Some lovely people were exercising the right to free speech afforded them by Mark Zuckerberg talking smack about the bizarrely named political philosophy called anarcho-capitalism. The discussion was around the amusing meme pictured above.
But that's not all. A high-larious meme about conversations that non-ancaps have with ancaps about the world today got my attention, and I present it below, along with what I said in response. The meme suggests two contradictory things an ancap could say in an argument. My response follows immediately beneath the image!
Clearly arguments about capitalism require the employment of economics and by some miracle not every ancap you've had a comment war with is an economics buff. This shouldn't be very surprising considering it's the dismal science.
I am, however, so I know where talk of econ begins and ends;
the point of being an ancap is not to apologise for capitalism (since it's a mode of production, not an ideology, making name anarcho-capitalism a mistake)
ancaps are anti-statist liberals just as you are presumably anti-statist socialists...
why only socialists can call themselves anarchists mystifies me considering the respective sounds and etymologies of the words society and anarchy...
Now onto econ;
I think we agree that capitalism is, specifically, a set of economic activities, rather than just "private ownership of the means of production etc..." right?
Cos if it means the latter that makes every instance of exclusionary property rights, even when exercised by tribes like the Tiv, Piaroa or Merina, or by anarchist co-ops and communes capitalist, which is clearly bizarre and renders the word useless.
So the capitalist mode of production is;
Entrepreneurs pitch a resource allocation plan for the production of a good or service to financiers;
Financiers pay for it, entrepreneurs implement it, usually alongside non-entrepreneur fellow labourers - all are paid wages in return for their time and trouble at a rate that represents the supply of and demand for labour in each particular labour market, or how easy or difficult they are to replace. (Doctors are usually more secure in their employment than street sweepers.)
When do the entrepreneurs and financiers get a return on the venture they've given up resources to create, and when do the labourers get paid their wages?
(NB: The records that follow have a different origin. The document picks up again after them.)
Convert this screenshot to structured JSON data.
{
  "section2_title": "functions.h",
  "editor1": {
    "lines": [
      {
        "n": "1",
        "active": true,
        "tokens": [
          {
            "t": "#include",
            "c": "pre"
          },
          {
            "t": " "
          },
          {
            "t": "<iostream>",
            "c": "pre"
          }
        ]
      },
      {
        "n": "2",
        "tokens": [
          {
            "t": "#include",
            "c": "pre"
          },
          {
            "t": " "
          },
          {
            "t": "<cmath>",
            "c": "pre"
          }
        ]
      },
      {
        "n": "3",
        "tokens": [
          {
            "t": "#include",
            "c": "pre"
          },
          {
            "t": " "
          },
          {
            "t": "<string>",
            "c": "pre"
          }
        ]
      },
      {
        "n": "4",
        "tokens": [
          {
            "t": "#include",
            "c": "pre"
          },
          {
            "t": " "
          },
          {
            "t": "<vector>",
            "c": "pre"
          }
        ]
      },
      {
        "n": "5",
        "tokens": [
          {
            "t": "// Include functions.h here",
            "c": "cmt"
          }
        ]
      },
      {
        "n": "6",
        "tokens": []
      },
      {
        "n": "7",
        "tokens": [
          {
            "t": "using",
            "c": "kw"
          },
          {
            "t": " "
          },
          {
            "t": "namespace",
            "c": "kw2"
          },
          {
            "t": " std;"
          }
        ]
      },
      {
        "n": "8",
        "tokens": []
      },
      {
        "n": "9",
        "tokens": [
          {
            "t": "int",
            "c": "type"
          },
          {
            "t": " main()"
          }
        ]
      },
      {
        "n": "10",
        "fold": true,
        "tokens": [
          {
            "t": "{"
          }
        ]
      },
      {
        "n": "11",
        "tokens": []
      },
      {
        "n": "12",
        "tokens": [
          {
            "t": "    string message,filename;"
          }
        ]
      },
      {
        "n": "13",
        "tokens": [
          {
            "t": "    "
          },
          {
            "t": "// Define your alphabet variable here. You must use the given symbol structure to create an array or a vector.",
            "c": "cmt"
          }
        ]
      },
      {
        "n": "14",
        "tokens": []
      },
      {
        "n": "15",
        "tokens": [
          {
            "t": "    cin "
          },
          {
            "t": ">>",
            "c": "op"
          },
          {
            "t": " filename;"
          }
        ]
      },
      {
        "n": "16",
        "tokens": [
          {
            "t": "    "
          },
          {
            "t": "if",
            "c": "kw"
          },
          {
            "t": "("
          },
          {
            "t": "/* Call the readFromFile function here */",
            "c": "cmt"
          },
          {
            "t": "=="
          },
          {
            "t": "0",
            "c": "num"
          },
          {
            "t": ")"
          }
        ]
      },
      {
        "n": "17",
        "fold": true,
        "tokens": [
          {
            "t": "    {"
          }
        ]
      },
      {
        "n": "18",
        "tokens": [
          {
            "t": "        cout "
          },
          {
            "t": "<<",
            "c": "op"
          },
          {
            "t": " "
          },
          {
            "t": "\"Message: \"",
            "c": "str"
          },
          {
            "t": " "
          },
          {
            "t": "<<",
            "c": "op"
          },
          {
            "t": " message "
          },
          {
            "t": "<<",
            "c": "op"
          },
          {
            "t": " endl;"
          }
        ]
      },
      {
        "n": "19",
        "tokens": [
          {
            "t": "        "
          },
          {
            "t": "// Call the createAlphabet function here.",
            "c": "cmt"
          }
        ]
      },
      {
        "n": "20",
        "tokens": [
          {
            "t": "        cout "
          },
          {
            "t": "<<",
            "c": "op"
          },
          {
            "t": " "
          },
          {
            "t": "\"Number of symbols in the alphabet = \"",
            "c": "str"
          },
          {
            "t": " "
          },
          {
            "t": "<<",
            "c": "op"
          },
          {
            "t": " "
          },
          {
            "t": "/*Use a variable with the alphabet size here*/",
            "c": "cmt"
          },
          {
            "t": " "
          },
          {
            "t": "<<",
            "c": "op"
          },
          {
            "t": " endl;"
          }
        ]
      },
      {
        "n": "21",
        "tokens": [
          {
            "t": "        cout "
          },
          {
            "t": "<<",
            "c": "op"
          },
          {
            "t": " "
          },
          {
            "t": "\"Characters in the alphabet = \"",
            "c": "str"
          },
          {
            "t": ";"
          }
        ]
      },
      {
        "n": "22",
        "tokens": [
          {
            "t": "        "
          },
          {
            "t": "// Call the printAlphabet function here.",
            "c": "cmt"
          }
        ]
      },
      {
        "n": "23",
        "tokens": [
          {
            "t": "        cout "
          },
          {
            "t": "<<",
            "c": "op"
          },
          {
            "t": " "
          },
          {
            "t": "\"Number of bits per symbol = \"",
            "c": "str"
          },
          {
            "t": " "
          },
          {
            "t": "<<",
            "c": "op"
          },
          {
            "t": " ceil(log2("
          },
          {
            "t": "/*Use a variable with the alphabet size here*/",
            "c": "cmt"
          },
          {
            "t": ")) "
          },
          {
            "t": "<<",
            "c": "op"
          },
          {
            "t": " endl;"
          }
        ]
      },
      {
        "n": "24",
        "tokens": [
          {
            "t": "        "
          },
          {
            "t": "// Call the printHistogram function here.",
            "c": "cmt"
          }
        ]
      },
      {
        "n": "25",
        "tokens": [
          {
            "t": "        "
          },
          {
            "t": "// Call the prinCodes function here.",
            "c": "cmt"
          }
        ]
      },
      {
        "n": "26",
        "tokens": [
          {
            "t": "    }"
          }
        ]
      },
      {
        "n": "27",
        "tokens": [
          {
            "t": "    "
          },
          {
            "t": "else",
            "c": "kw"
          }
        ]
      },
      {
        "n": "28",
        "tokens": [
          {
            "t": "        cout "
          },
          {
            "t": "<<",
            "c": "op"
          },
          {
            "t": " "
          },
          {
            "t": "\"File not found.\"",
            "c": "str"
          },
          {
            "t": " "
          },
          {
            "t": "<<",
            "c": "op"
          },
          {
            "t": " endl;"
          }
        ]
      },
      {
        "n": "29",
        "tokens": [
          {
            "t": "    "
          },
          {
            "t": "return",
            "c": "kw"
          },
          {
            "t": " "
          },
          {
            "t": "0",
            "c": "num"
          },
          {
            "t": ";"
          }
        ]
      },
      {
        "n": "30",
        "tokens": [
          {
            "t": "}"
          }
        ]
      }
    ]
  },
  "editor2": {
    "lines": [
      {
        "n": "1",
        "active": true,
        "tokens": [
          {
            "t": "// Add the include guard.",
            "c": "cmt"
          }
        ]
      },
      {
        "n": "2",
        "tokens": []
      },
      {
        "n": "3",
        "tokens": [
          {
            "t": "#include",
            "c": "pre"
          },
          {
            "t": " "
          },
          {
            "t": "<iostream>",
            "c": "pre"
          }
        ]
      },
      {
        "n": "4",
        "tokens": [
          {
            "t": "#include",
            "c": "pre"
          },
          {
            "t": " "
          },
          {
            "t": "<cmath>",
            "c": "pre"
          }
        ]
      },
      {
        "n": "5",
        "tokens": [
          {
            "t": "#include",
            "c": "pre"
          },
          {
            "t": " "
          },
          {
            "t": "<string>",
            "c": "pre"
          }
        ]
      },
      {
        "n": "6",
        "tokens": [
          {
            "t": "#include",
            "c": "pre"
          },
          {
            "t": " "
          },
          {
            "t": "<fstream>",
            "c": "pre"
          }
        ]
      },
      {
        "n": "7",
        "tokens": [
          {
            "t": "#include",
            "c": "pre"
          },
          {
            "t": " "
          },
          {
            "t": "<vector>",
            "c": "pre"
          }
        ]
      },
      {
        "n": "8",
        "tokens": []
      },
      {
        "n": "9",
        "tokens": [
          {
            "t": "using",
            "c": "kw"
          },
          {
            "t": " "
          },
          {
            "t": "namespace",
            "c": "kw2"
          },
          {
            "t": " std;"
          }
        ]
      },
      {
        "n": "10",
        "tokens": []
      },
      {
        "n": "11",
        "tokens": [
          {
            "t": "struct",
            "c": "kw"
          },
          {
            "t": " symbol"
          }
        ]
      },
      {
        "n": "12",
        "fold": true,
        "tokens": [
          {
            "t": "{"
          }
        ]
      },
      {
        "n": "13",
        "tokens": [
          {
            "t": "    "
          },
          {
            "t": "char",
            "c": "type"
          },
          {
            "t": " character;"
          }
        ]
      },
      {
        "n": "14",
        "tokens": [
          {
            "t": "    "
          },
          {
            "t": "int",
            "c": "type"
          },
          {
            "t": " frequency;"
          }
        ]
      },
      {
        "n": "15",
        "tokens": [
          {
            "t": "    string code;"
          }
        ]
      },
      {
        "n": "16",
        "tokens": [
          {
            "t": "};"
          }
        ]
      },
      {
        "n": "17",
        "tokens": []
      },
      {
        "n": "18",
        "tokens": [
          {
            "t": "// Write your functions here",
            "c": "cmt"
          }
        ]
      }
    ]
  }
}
The answer to that question also answers why people accept wages rather than wait to share in the revenues of the business. Since they didn't set it up or put any of their own resources at stake they are not magically entitled to just take things off others. For why not, see all those flourishes gift economies worldwide like the Tiv, Piaroa, Merina I mentioned earlier.
The goal of the plan was to make a good or service more productively ( more produced for the same input of physical stuff, work hours, etc... ) and more efficiently ( less waste - waste is costly ) so that per quantity of the good sold more of the gross income would be left as net income ( profit ) but here's the rub;
When it doesn't work, the entrepreneurs and financiers ( the capitalists ) lose money and are less well off.
When it does work, and the production process is more efficient, and people do want the good or service in question, then this team of capitalists have inadvertently painted a big red X on their backs alerting other such teams that there are wide profit margins to be had.
Such teams join in, and before long folks at the first team are looking for ways to stand out in the eyes of their customers. The ways forward are further product change, lowering price, or both. The only alternative to these is to bow out of the industry for this good or service altogether.
Meanwhile, the non-entrepreneur workers have earned a wage that is not timed to coincide with revenues precisely because they don't want their lives to hang on every quarterly statement.
In the long term, as in over decades and more, this capitalist mode of production results in continually falling prices - for example from 1800 to 1900 even the price of housing fell in real terms in both the US and UK.
I say 'even' because it's infamous for rising in the 20th and 21st Centuries. In fact house prices today are pretty much the only reason there's any relative poverty left in both countries.
Corporatism is basically a kind of state socialism but for rich people. It's the gathering of many interests around the lightning rod of the government in a constant rush for favours like government outsourcing contracts, so for example the passenger railways industry in the UK would count as corporatist.
This is completely compatible with capitalism, and any ancaps saying otherwise are doing so because they are not econ buffs.
Corporatism as national policy was the economic approach of the fascist regimes of the early-mid 20th Century, with the possible partial exception of Nazi Germany, which had a greater emphasis on central planning and outright state control than Portugal, Spain, Italy, Greece, Romania or Bulgaria.
This is why Sheldon Richman characterises corporatism as a kind of bastard-child of socialism dressed in capitalism's clothes, but again that's using the "private ownership" definition of capitalism.
I don't see capitalism as either friendly or malignant, being as it's just people trading stuff with each other and pushing to make stuff more efficiently.
To my eyes capitalism is compatible with corporatism so the "that's not true capitalism" argument is one I find unedifying myself. It's not a true free market, but I'm sure most of you would agree with me on that anyway.
Hell, some of you here actually want free markets absent "property" (per Proudhon) right?